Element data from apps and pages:

*** Begin section ***

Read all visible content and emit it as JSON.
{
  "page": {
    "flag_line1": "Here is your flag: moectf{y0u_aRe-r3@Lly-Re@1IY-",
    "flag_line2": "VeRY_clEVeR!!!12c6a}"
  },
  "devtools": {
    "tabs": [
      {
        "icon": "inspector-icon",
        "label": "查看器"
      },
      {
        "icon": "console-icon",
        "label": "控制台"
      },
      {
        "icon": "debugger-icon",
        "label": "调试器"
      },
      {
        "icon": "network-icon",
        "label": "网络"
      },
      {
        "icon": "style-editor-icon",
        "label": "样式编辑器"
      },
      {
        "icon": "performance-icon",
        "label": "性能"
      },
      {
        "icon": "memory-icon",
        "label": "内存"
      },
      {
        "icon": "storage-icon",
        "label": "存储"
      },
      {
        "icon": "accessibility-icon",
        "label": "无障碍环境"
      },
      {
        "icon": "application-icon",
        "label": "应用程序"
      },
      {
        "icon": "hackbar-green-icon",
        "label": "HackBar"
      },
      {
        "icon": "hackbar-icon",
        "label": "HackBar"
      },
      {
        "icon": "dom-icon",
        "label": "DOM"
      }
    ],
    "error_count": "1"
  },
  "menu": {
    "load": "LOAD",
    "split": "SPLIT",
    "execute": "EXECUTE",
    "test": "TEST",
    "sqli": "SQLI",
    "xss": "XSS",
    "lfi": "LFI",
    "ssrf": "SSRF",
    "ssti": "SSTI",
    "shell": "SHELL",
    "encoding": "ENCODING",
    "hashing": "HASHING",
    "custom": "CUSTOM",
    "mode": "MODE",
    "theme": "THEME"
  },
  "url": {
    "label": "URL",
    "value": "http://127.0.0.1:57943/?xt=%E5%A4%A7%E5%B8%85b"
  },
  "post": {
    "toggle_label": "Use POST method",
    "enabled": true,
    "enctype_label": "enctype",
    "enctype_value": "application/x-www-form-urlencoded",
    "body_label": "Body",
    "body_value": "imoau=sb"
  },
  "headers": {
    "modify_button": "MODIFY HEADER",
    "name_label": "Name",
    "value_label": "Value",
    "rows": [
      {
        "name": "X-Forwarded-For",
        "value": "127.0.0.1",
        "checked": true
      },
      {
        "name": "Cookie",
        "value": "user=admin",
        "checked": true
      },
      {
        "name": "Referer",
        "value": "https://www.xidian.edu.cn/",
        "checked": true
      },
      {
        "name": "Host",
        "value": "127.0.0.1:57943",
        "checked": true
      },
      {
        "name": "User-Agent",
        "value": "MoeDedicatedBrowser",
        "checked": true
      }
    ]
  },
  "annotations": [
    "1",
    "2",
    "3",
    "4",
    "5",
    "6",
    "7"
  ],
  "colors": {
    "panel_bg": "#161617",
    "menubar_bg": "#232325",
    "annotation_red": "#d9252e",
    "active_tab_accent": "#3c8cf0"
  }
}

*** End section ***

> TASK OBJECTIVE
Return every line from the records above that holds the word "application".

> RESULT OF THE TASK
        "icon": "application-icon",
    "enctype_value": "application/x-www-form-urlencoded",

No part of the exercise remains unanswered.